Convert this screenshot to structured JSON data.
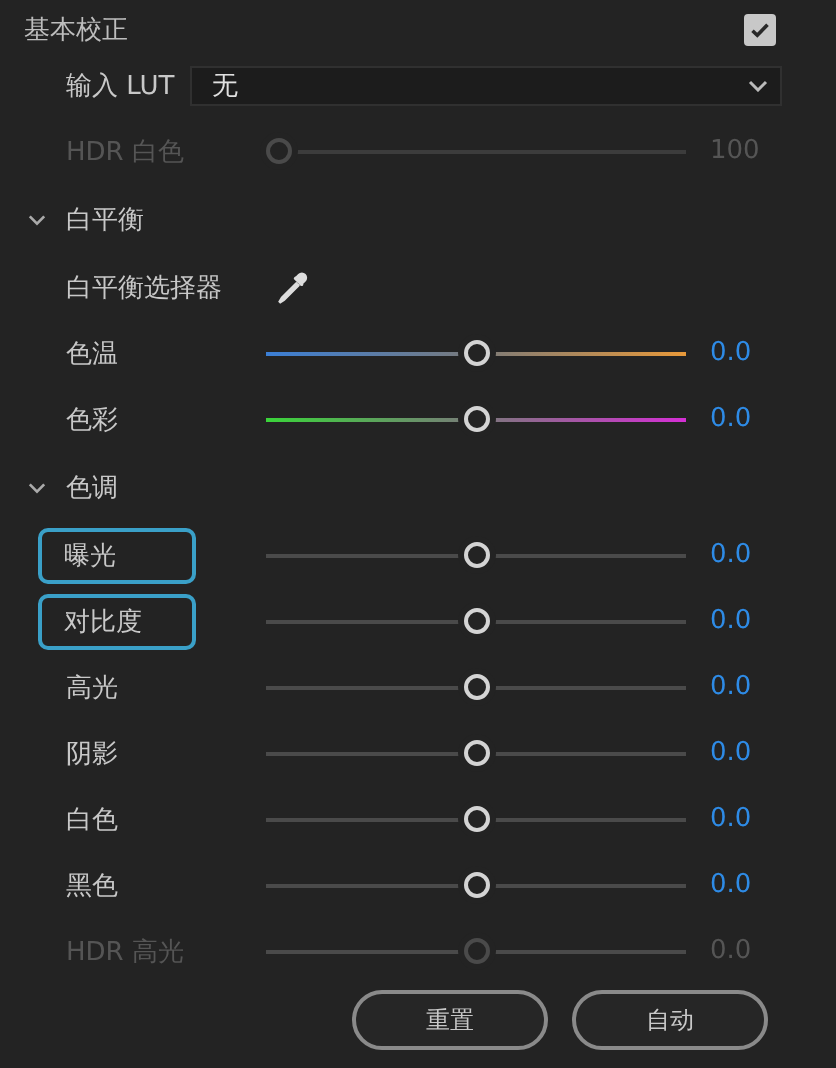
{
  "panel": {
    "title": "基本校正",
    "checked": true
  },
  "lut": {
    "label": "输入 LUT",
    "value": "无"
  },
  "hdr_white": {
    "label": "HDR 白色",
    "level": 0,
    "reading": "100",
    "disabled": true
  },
  "sections": [
    {
      "title": "白平衡",
      "expanded": true,
      "rows": [
        {
          "kind": "picker",
          "label": "白平衡选择器"
        },
        {
          "kind": "temperature-slider",
          "label": "色温",
          "level": 0.5,
          "reading": "0.0",
          "highlighted": false,
          "disabled": false
        },
        {
          "kind": "tint-slider",
          "label": "色彩",
          "level": 0.5,
          "reading": "0.0",
          "highlighted": false,
          "disabled": false
        }
      ]
    },
    {
      "title": "色调",
      "expanded": true,
      "rows": [
        {
          "kind": "slider",
          "label": "曝光",
          "level": 0.5,
          "reading": "0.0",
          "highlighted": true,
          "disabled": false
        },
        {
          "kind": "slider",
          "label": "对比度",
          "level": 0.5,
          "reading": "0.0",
          "highlighted": true,
          "disabled": false
        },
        {
          "kind": "slider",
          "label": "高光",
          "level": 0.5,
          "reading": "0.0",
          "highlighted": false,
          "disabled": false
        },
        {
          "kind": "slider",
          "label": "阴影",
          "level": 0.5,
          "reading": "0.0",
          "highlighted": false,
          "disabled": false
        },
        {
          "kind": "slider",
          "label": "白色",
          "level": 0.5,
          "reading": "0.0",
          "highlighted": false,
          "disabled": false
        },
        {
          "kind": "slider",
          "label": "黑色",
          "level": 0.5,
          "reading": "0.0",
          "highlighted": false,
          "disabled": false
        },
        {
          "kind": "slider",
          "label": "HDR 高光",
          "level": 0.5,
          "reading": "0.0",
          "highlighted": false,
          "disabled": true
        }
      ]
    }
  ],
  "buttons": [
    "重置",
    "自动"
  ]
}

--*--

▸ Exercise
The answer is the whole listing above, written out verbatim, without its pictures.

▸ Solution below
Convert this screenshot to structured JSON data.
{
  "panel": {
    "title": "基本校正",
    "checked": true
  },
  "lut": {
    "label": "输入 LUT",
    "value": "无"
  },
  "hdr_white": {
    "label": "HDR 白色",
    "level": 0,
    "reading": "100",
    "disabled": true
  },
  "sections": [
    {
      "title": "白平衡",
      "expanded": true,
      "rows": [
        {
          "kind": "picker",
          "label": "白平衡选择器"
        },
        {
          "kind": "temperature-slider",
          "label": "色温",
          "level": 0.5,
          "reading": "0.0",
          "highlighted": false,
          "disabled": false
        },
        {
          "kind": "tint-slider",
          "label": "色彩",
          "level": 0.5,
          "reading": "0.0",
          "highlighted": false,
          "disabled": false
        }
      ]
    },
    {
      "title": "色调",
      "expanded": true,
      "rows": [
        {
          "kind": "slider",
          "label": "曝光",
          "level": 0.5,
          "reading": "0.0",
          "highlighted": true,
          "disabled": false
        },
        {
          "kind": "slider",
          "label": "对比度",
          "level": 0.5,
          "reading": "0.0",
          "highlighted": true,
          "disabled": false
        },
        {
          "kind": "slider",
          "label": "高光",
          "level": 0.5,
          "reading": "0.0",
          "highlighted": false,
          "disabled": false
        },
        {
          "kind": "slider",
          "label": "阴影",
          "level": 0.5,
          "reading": "0.0",
          "highlighted": false,
          "disabled": false
        },
        {
          "kind": "slider",
          "label": "白色",
          "level": 0.5,
          "reading": "0.0",
          "highlighted": false,
          "disabled": false
        },
        {
          "kind": "slider",
          "label": "黑色",
          "level": 0.5,
          "reading": "0.0",
          "highlighted": false,
          "disabled": false
        },
        {
          "kind": "slider",
          "label": "HDR 高光",
          "level": 0.5,
          "reading": "0.0",
          "highlighted": false,
          "disabled": true
        }
      ]
    }
  ],
  "buttons": [
    "重置",
    "自动"
  ]
}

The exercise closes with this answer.